Typically in my school district, the last day of school for students is immediately followed by two full-days of optional professional learning for teachers. This year was no different. At the elementary level, the focus of the first day was inquiry-based mathematics. And, the second day contained opportunities for participants to dive into (1) Writing Workshop, which has been a focal point of ours for two years, and (2) Guided Reading, a practice we will prioritize next year.
For me (and for the teachers, I believe) the highlight of the second day was the two Edcamp-style time slots – from 9:45 to 10:45 am, and from 11 am to 12 pm – during which teachers facilitated conversations based on topics of their choosing (as long as they related to Writing Workshop or Guided Reading in one way or another). The idea was to provide teachers with opportunities to celebrate their successes, while also giving them time to plan for the future. And, much of this planning ending up occurring across grade levels and/or schools, which made this time that much more valuable.
While all of these sessions were undoubtedly worthwhile, Christina, a first grade teacher, arranged one that was notably unique. During this learning opportunity, attendees explored ways in which their students could create and publish Writing Workshop digital portfolios by combining apps that included Seesaw, Shadow Puppet, Doodle Buddy, and more. But, as much as we love these technologies, what mattered most was the fact that this session was facilitated by her first grade students.

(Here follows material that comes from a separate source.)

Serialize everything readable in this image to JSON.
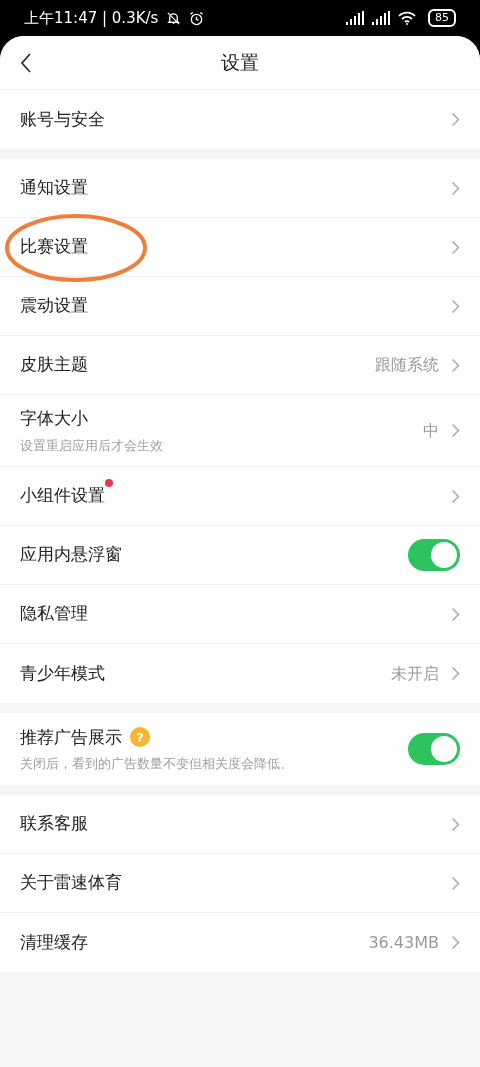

That being said, looking back, here are ten questions I have about this student-run Edcamp.